The Bernard Osher Re-entry Scholarship will be awarded to ten students entering the REAL (Resumed Education for Adult Learning) Program. This funding will relieve the financial burden for new students by reducing their loan contributions or the number of hours they need to work. http://uss.tufts.edu/undergradEducation/academics/real/finaid.asp
A brief description of any onsite child care facilities, partnerships with local facilities, and/or subsidies or financial support to help meet the child care needs of students:
A child care center operated by Bright Horizons is located in the Tufts Administration Building (TAB) on Holland Street in Somerville. http://child-care-preschool.brighthorizons.com/MA/Somerville/teelesquare
The Eliot-Pearson Children’s School is also located on campus at 105 College Avenue, Medford. http://ase.tufts.edu/epcs/
A brief description of other policies and programs to support non-traditional students:
The REAL Program (Resumed Education for Adult Learning) is open to adults at least 24 years old who are seeking a Bachelor’s degree. Applicants have some college experience, with at least two courses taken at either two- or four-year institutions within the past 5 years. Each of the ~60 REAL students received individual attention from admission to graduation.
REAL students attend the same courses and earn the same degree as other Tufts undergraduates. REAL students are welcome to participate in the many student organizations and have access to all university facilities such as the library, the Academic Resource Center, the counseling center, and the gymnasium, with its state of the art fitness center.
First semester REAL students participate in a credit-bearing seminar that addresses adjustment issues of the adult student while introducing students to Tufts resources.

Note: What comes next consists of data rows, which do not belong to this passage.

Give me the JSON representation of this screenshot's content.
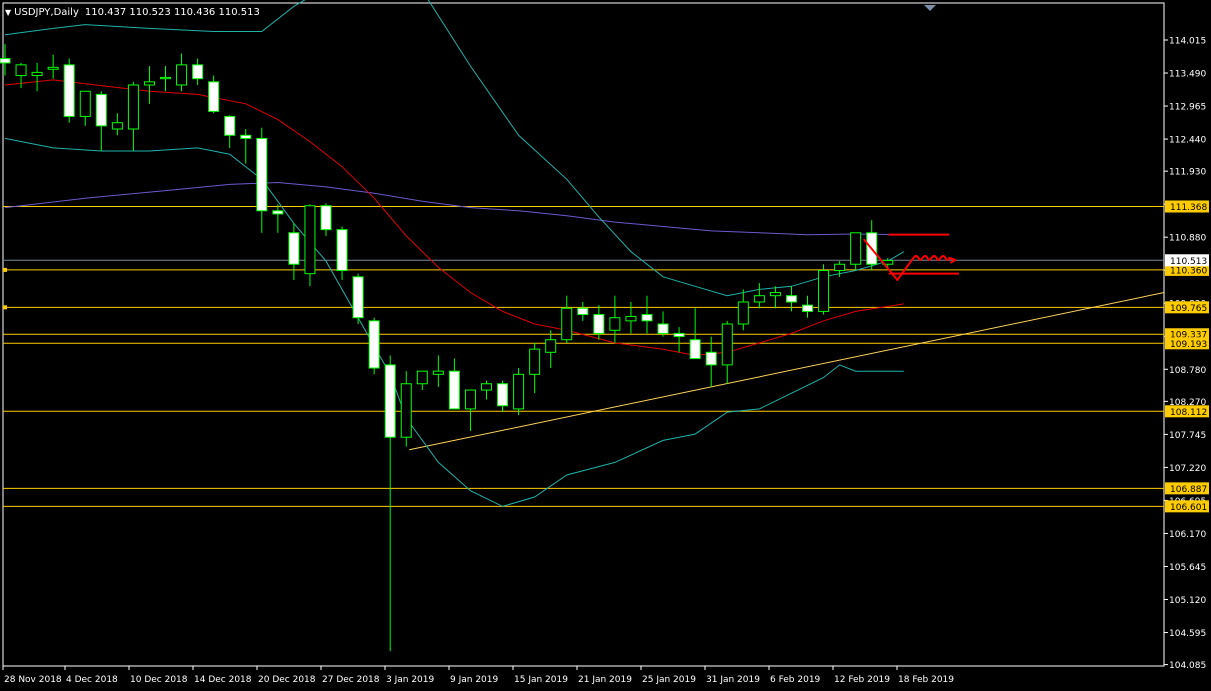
{
  "header": {
    "symbol": "USDJPY,Daily",
    "ohlc": "110.437 110.523 110.436 110.513"
  },
  "colors": {
    "background": "#000000",
    "frame": "#ffffff",
    "bull_body": "#000000",
    "bear_body": "#ffffff",
    "wick": "#00ff00",
    "bollinger": "#20b2aa",
    "ma_mid": "#e00000",
    "ma_long": "#6a5acd",
    "level_line": "#ffcc00",
    "trendline": "#ffd35a",
    "annotation": "#ff0000",
    "current_price_line": "#778899"
  },
  "chart_data": {
    "type": "candlestick",
    "instrument": "USDJPY",
    "timeframe": "Daily",
    "price_axis": {
      "ylim": [
        104.085,
        114.28
      ],
      "ticks": [
        "114.015",
        "113.490",
        "112.965",
        "112.440",
        "111.930",
        "111.405",
        "110.880",
        "110.355",
        "109.830",
        "109.305",
        "108.780",
        "108.270",
        "107.745",
        "107.220",
        "106.695",
        "106.170",
        "105.645",
        "105.120",
        "104.595",
        "104.085"
      ]
    },
    "date_axis": {
      "ticks": [
        "28 Nov 2018",
        "4 Dec 2018",
        "10 Dec 2018",
        "14 Dec 2018",
        "20 Dec 2018",
        "27 Dec 2018",
        "3 Jan 2019",
        "9 Jan 2019",
        "15 Jan 2019",
        "21 Jan 2019",
        "25 Jan 2019",
        "31 Jan 2019",
        "6 Feb 2019",
        "12 Feb 2019",
        "18 Feb 2019"
      ]
    },
    "current_price": {
      "value": 110.513,
      "label": "110.513"
    },
    "levels": [
      {
        "value": 111.368,
        "label": "111.368"
      },
      {
        "value": 110.36,
        "label": "110.360"
      },
      {
        "value": 109.765,
        "label": "109.765"
      },
      {
        "value": 109.337,
        "label": "109.337"
      },
      {
        "value": 109.193,
        "label": "109.193"
      },
      {
        "value": 108.112,
        "label": "108.112"
      },
      {
        "value": 106.887,
        "label": "106.887"
      },
      {
        "value": 106.601,
        "label": "106.601"
      }
    ],
    "candles": [
      {
        "date": "28 Nov 2018",
        "o": 113.72,
        "h": 113.95,
        "l": 113.45,
        "c": 113.65
      },
      {
        "date": "29 Nov 2018",
        "o": 113.45,
        "h": 113.65,
        "l": 113.25,
        "c": 113.62
      },
      {
        "date": "30 Nov 2018",
        "o": 113.45,
        "h": 113.65,
        "l": 113.2,
        "c": 113.5
      },
      {
        "date": "3 Dec 2018",
        "o": 113.55,
        "h": 113.78,
        "l": 113.4,
        "c": 113.58
      },
      {
        "date": "4 Dec 2018",
        "o": 113.62,
        "h": 113.72,
        "l": 112.7,
        "c": 112.8
      },
      {
        "date": "5 Dec 2018",
        "o": 112.8,
        "h": 113.15,
        "l": 112.65,
        "c": 113.2
      },
      {
        "date": "6 Dec 2018",
        "o": 113.15,
        "h": 113.2,
        "l": 112.25,
        "c": 112.65
      },
      {
        "date": "7 Dec 2018",
        "o": 112.6,
        "h": 112.85,
        "l": 112.5,
        "c": 112.7
      },
      {
        "date": "10 Dec 2018",
        "o": 112.6,
        "h": 113.35,
        "l": 112.25,
        "c": 113.3
      },
      {
        "date": "11 Dec 2018",
        "o": 113.3,
        "h": 113.6,
        "l": 113.0,
        "c": 113.35
      },
      {
        "date": "12 Dec 2018",
        "o": 113.4,
        "h": 113.6,
        "l": 113.2,
        "c": 113.42
      },
      {
        "date": "13 Dec 2018",
        "o": 113.3,
        "h": 113.8,
        "l": 113.2,
        "c": 113.62
      },
      {
        "date": "14 Dec 2018",
        "o": 113.62,
        "h": 113.72,
        "l": 113.3,
        "c": 113.4
      },
      {
        "date": "17 Dec 2018",
        "o": 113.35,
        "h": 113.45,
        "l": 112.85,
        "c": 112.88
      },
      {
        "date": "18 Dec 2018",
        "o": 112.8,
        "h": 112.82,
        "l": 112.3,
        "c": 112.5
      },
      {
        "date": "19 Dec 2018",
        "o": 112.5,
        "h": 112.6,
        "l": 112.05,
        "c": 112.45
      },
      {
        "date": "20 Dec 2018",
        "o": 112.45,
        "h": 112.62,
        "l": 110.95,
        "c": 111.3
      },
      {
        "date": "21 Dec 2018",
        "o": 111.3,
        "h": 111.4,
        "l": 110.95,
        "c": 111.25
      },
      {
        "date": "24 Dec 2018",
        "o": 110.95,
        "h": 111.1,
        "l": 110.2,
        "c": 110.45
      },
      {
        "date": "25 Dec 2018",
        "o": 110.3,
        "h": 111.4,
        "l": 110.1,
        "c": 111.38
      },
      {
        "date": "26 Dec 2018",
        "o": 111.38,
        "h": 111.42,
        "l": 110.9,
        "c": 111.0
      },
      {
        "date": "27 Dec 2018",
        "o": 111.0,
        "h": 111.05,
        "l": 110.2,
        "c": 110.35
      },
      {
        "date": "28 Dec 2018",
        "o": 110.25,
        "h": 110.3,
        "l": 109.5,
        "c": 109.6
      },
      {
        "date": "31 Dec 2018",
        "o": 109.55,
        "h": 109.6,
        "l": 108.7,
        "c": 108.8
      },
      {
        "date": "2 Jan 2019",
        "o": 108.85,
        "h": 109.0,
        "l": 104.3,
        "c": 107.7
      },
      {
        "date": "3 Jan 2019",
        "o": 107.7,
        "h": 108.75,
        "l": 107.55,
        "c": 108.55
      },
      {
        "date": "4 Jan 2019",
        "o": 108.55,
        "h": 108.75,
        "l": 108.45,
        "c": 108.75
      },
      {
        "date": "7 Jan 2019",
        "o": 108.7,
        "h": 109.0,
        "l": 108.5,
        "c": 108.75
      },
      {
        "date": "8 Jan 2019",
        "o": 108.75,
        "h": 108.95,
        "l": 108.5,
        "c": 108.15
      },
      {
        "date": "9 Jan 2019",
        "o": 108.15,
        "h": 108.4,
        "l": 107.8,
        "c": 108.45
      },
      {
        "date": "10 Jan 2019",
        "o": 108.45,
        "h": 108.6,
        "l": 108.3,
        "c": 108.55
      },
      {
        "date": "11 Jan 2019",
        "o": 108.55,
        "h": 108.6,
        "l": 108.1,
        "c": 108.2
      },
      {
        "date": "14 Jan 2019",
        "o": 108.15,
        "h": 108.8,
        "l": 108.05,
        "c": 108.7
      },
      {
        "date": "15 Jan 2019",
        "o": 108.7,
        "h": 109.2,
        "l": 108.4,
        "c": 109.1
      },
      {
        "date": "16 Jan 2019",
        "o": 109.05,
        "h": 109.4,
        "l": 108.8,
        "c": 109.25
      },
      {
        "date": "17 Jan 2019",
        "o": 109.25,
        "h": 109.95,
        "l": 109.2,
        "c": 109.75
      },
      {
        "date": "18 Jan 2019",
        "o": 109.75,
        "h": 109.85,
        "l": 109.55,
        "c": 109.65
      },
      {
        "date": "21 Jan 2019",
        "o": 109.65,
        "h": 109.8,
        "l": 109.25,
        "c": 109.35
      },
      {
        "date": "22 Jan 2019",
        "o": 109.4,
        "h": 109.95,
        "l": 109.2,
        "c": 109.6
      },
      {
        "date": "23 Jan 2019",
        "o": 109.55,
        "h": 109.85,
        "l": 109.35,
        "c": 109.62
      },
      {
        "date": "24 Jan 2019",
        "o": 109.65,
        "h": 109.95,
        "l": 109.35,
        "c": 109.55
      },
      {
        "date": "25 Jan 2019",
        "o": 109.5,
        "h": 109.7,
        "l": 109.3,
        "c": 109.35
      },
      {
        "date": "28 Jan 2019",
        "o": 109.35,
        "h": 109.45,
        "l": 109.05,
        "c": 109.3
      },
      {
        "date": "29 Jan 2019",
        "o": 109.25,
        "h": 109.75,
        "l": 108.95,
        "c": 108.95
      },
      {
        "date": "30 Jan 2019",
        "o": 109.05,
        "h": 109.3,
        "l": 108.5,
        "c": 108.85
      },
      {
        "date": "31 Jan 2019",
        "o": 108.85,
        "h": 109.55,
        "l": 108.55,
        "c": 109.5
      },
      {
        "date": "1 Feb 2019",
        "o": 109.5,
        "h": 110.05,
        "l": 109.4,
        "c": 109.85
      },
      {
        "date": "4 Feb 2019",
        "o": 109.85,
        "h": 110.15,
        "l": 109.75,
        "c": 109.95
      },
      {
        "date": "5 Feb 2019",
        "o": 109.95,
        "h": 110.1,
        "l": 109.75,
        "c": 110.0
      },
      {
        "date": "6 Feb 2019",
        "o": 109.95,
        "h": 110.1,
        "l": 109.7,
        "c": 109.85
      },
      {
        "date": "7 Feb 2019",
        "o": 109.8,
        "h": 109.95,
        "l": 109.6,
        "c": 109.7
      },
      {
        "date": "8 Feb 2019",
        "o": 109.7,
        "h": 110.45,
        "l": 109.65,
        "c": 110.35
      },
      {
        "date": "11 Feb 2019",
        "o": 110.35,
        "h": 110.5,
        "l": 110.25,
        "c": 110.45
      },
      {
        "date": "12 Feb 2019",
        "o": 110.45,
        "h": 110.95,
        "l": 110.35,
        "c": 110.95
      },
      {
        "date": "13 Feb 2019",
        "o": 110.95,
        "h": 111.15,
        "l": 110.35,
        "c": 110.45
      },
      {
        "date": "14 Feb 2019",
        "o": 110.45,
        "h": 110.55,
        "l": 110.35,
        "c": 110.51
      }
    ],
    "indicators": {
      "bollinger_upper": [
        [
          0,
          114.1
        ],
        [
          3,
          114.2
        ],
        [
          5,
          114.26
        ],
        [
          9,
          114.2
        ],
        [
          13,
          114.15
        ],
        [
          16,
          114.15
        ],
        [
          18,
          114.55
        ],
        [
          21,
          115.0
        ],
        [
          24,
          115.2
        ],
        [
          26,
          114.8
        ],
        [
          29,
          113.6
        ],
        [
          32,
          112.5
        ],
        [
          35,
          111.8
        ],
        [
          37,
          111.2
        ],
        [
          39,
          110.65
        ],
        [
          41,
          110.25
        ],
        [
          43,
          110.1
        ],
        [
          45,
          109.95
        ],
        [
          47,
          110.05
        ],
        [
          49,
          110.1
        ],
        [
          51,
          110.25
        ],
        [
          53,
          110.35
        ],
        [
          55,
          110.5
        ],
        [
          56,
          110.65
        ]
      ],
      "bollinger_lower": [
        [
          0,
          112.45
        ],
        [
          3,
          112.3
        ],
        [
          6,
          112.25
        ],
        [
          9,
          112.25
        ],
        [
          12,
          112.3
        ],
        [
          14,
          112.2
        ],
        [
          16,
          111.8
        ],
        [
          18,
          111.1
        ],
        [
          20,
          110.5
        ],
        [
          22,
          109.6
        ],
        [
          24,
          108.7
        ],
        [
          25,
          108.0
        ],
        [
          27,
          107.3
        ],
        [
          29,
          106.85
        ],
        [
          31,
          106.6
        ],
        [
          33,
          106.75
        ],
        [
          35,
          107.1
        ],
        [
          38,
          107.3
        ],
        [
          41,
          107.65
        ],
        [
          43,
          107.75
        ],
        [
          45,
          108.1
        ],
        [
          47,
          108.15
        ],
        [
          49,
          108.4
        ],
        [
          51,
          108.65
        ],
        [
          52,
          108.85
        ],
        [
          53,
          108.75
        ],
        [
          56,
          108.75
        ]
      ],
      "ma_mid": [
        [
          0,
          113.3
        ],
        [
          3,
          113.38
        ],
        [
          5,
          113.32
        ],
        [
          9,
          113.2
        ],
        [
          12,
          113.15
        ],
        [
          15,
          113.0
        ],
        [
          17,
          112.75
        ],
        [
          19,
          112.4
        ],
        [
          21,
          112.0
        ],
        [
          23,
          111.5
        ],
        [
          25,
          110.9
        ],
        [
          27,
          110.4
        ],
        [
          29,
          110.0
        ],
        [
          31,
          109.7
        ],
        [
          33,
          109.5
        ],
        [
          35,
          109.4
        ],
        [
          38,
          109.2
        ],
        [
          41,
          109.1
        ],
        [
          43,
          109.0
        ],
        [
          45,
          109.05
        ],
        [
          47,
          109.2
        ],
        [
          49,
          109.35
        ],
        [
          51,
          109.55
        ],
        [
          53,
          109.7
        ],
        [
          56,
          109.82
        ]
      ],
      "ma_long": [
        [
          0,
          111.35
        ],
        [
          5,
          111.5
        ],
        [
          10,
          111.62
        ],
        [
          14,
          111.72
        ],
        [
          17,
          111.75
        ],
        [
          20,
          111.68
        ],
        [
          23,
          111.58
        ],
        [
          26,
          111.45
        ],
        [
          29,
          111.35
        ],
        [
          32,
          111.3
        ],
        [
          35,
          111.22
        ],
        [
          38,
          111.12
        ],
        [
          41,
          111.05
        ],
        [
          44,
          110.98
        ],
        [
          47,
          110.95
        ],
        [
          50,
          110.92
        ],
        [
          53,
          110.93
        ],
        [
          56,
          110.92
        ]
      ]
    },
    "trendline": {
      "from": [
        "3 Jan 2019",
        107.5
      ],
      "to_right_edge_value": 110.0
    },
    "annotation": {
      "resistance": [
        [
          "14 Feb 2019",
          110.92
        ],
        [
          "20 Feb 2019",
          110.92
        ]
      ],
      "support": [
        [
          "14 Feb 2019",
          110.3
        ],
        [
          "20 Feb 2019",
          110.3
        ]
      ],
      "projection": "drop toward 110.20 then sideways near 110.55"
    }
  }
}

The university also provides REAL students with a space for cooking light meals, meeting with study groups, or just spending time together. http://uss.tufts.edu/undergradEducation/academics/real/
Tufts offers students, including non-traditional students, a number of academic support services, including the opportunity for on-call writing tutoring with Graduate Writing Consultants. http://uss.tufts.edu/arc/writingtutoring/consultants.asp
Does the institution wish to pursue Part 2 of this credit (accessibility and affordability indicators)?:
Indicators that the institution is accessible and affordable to low-income students::
|The percentage of entering students that are low-income||---|
|The graduation/success rate for low-income students||---|
|The percentage of student financial need met, on average||---|
|The percentage of students graduating with no interest-bearing student loan debt||---|
The percentage of students that participate in or directly benefit from the institution’s policies and programs to support low-income and non-traditional students:
The website URL where information about the institution's affordability and access programs is available:
The information presented here is self-reported. While AASHE
staff review portions of all STARS reports and institutions are welcome to seek additional forms of review, the data in STARS reports are not verified by AASHE. If you believe any of this information is erroneous or inconsistent with credit criteria, please review the process for inquiring about the information reported by an institution and complete the Data Inquiry Form.
The information presented here is self-reported. While AASHE staff review portions of all STARS reports and institutions are welcome to seek additional forms of review, the data in STARS reports are not verified by AASHE. If you believe any of this information is erroneous or inconsistent with credit criteria, please review the process for inquiring about the information reported by an institution and complete the Data Inquiry Form.